Bachelor of Engineering (Honours) in Mechanical Engineering with First Class Honours
Why are children particularly vulnerable to harmful UV exposure from the sun ? That is the interesting topic Xiyong Huang is exploring for his Doctor of Philosophy in biomedical engineering.
“Melanoma is one of the deadliest skin cancers in humans. Due to the high level of UV in New Zealand, skin cancer has always been an important research topic. Research shows that individuals who experience excessive sun exposure during their childhood tend to have a significantly higher chance of developing melanoma in later life.
“My research aims to explain why children are especially vulnerable to sun exposure. I started to investigate the characteristics of human hair and its implications for melanoma in the final year of my Bachelor of Engineering (Honours), and my doctoral research builds on this work. My PhD research could have significant implications for the prevention of skin cancer, including public awareness and improvement of sunscreen.”

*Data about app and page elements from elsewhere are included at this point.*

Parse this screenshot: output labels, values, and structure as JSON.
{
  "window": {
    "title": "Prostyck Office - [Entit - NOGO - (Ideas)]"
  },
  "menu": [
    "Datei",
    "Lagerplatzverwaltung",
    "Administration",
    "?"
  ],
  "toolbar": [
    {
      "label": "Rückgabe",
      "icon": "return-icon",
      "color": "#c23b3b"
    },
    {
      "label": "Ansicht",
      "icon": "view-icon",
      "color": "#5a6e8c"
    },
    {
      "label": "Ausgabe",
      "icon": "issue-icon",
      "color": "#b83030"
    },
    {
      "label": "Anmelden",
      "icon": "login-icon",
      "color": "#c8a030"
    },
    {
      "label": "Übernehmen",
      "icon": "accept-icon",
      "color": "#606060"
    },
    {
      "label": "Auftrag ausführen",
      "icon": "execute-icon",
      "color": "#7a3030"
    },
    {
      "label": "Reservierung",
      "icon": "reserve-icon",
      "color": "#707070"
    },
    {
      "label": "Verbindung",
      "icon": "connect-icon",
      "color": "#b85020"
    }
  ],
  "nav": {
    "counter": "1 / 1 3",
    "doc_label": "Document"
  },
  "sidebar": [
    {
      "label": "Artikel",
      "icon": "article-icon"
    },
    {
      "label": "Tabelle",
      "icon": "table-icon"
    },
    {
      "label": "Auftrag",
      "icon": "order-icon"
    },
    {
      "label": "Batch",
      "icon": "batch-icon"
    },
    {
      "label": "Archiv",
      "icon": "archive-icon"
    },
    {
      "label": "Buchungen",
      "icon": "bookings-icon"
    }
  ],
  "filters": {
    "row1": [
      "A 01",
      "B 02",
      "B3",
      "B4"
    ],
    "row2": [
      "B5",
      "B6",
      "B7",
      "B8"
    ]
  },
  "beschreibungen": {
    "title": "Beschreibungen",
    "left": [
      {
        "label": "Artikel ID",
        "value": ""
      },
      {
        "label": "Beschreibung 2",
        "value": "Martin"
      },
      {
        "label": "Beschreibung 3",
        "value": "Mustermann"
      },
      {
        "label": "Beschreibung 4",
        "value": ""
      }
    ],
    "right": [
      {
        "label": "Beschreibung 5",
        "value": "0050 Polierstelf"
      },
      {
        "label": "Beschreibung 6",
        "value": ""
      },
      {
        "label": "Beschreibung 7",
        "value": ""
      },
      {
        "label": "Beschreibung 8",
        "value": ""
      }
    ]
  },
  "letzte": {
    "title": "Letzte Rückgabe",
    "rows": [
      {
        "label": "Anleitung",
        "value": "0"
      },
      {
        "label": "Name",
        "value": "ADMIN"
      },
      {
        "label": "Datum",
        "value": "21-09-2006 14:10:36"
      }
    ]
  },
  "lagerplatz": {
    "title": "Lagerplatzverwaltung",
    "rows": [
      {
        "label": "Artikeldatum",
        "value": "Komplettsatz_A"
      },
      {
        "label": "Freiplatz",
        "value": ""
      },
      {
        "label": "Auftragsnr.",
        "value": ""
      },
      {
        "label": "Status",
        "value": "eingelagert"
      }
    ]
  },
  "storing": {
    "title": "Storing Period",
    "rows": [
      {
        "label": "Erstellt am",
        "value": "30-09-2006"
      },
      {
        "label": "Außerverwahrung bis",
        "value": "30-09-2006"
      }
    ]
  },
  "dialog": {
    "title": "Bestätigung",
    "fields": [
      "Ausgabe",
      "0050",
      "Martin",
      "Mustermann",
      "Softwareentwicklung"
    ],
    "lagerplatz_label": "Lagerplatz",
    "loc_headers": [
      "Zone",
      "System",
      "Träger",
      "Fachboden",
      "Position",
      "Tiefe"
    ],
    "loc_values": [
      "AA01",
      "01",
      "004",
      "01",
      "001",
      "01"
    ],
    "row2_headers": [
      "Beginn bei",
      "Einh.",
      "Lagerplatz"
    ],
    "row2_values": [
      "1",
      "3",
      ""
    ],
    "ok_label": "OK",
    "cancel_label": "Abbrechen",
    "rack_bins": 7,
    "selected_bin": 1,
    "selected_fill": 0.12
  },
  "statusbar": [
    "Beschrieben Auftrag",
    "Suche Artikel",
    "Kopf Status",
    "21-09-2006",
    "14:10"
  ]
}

Xiyong’ s research is supervised by Dr Mike Protheroe and Professor Ahmed Al-Jumaily from the AUT Institute of Biomedical Technologies (IBTec). His work has already been featured in international journals, and was the editor’s pick for the Journal of the Optical Society of America.
Fostering a postgraduate culture
AUT’s culture fosters a close-knit community where students can develop close relationships with lecturers, says Xiyong who came to AUT as an international student from China and is supported by a Vice-Chancellor’s Doctoral Scholarship.
“AUT is New Zealand’s fastest growing postgraduate study destination. When I was completing my bachelor’s degree at AUT, I realised that doing research at AUT means having easy access to research facilities and expert advice from staff.”
He would highly recommend postgraduate study at AUT to others, Xiyong says.
“AUT provides postgraduate students with a great study space and up-to-date software. There are also various scholarship for both domestic and full-time international students, which can ease the financial burden of study greatly.”
His research has benefitted from the connections of his supervisor Professor Ahmed Al-Jumaily, Xiyong says.
“Initiated by Professor Ahmed Al-Jumaily, my research is in collaboration with skin cancer specialist Dr Sharad Paul, who introduced me to his innovative ideas about skin cancer, and Soochow University’s Centre of Nuclear Environmental Chemistry in China.
“For me, the biggest challenge was that my research requires access to some equipment that is not available in New Zealand. Fortunately, AUT’s doctoral research budget enabled me to go on an overseas research trip. For example, I had the opportunity to go on a one-month research visit to Soochow University, which has greatly advanced my knowledge from interacting with other researchers and learning the state-of-the-art projects they are working on in the field.”
He appreciates that AUT gave him the opportunity to travel overseas to support his PhD research.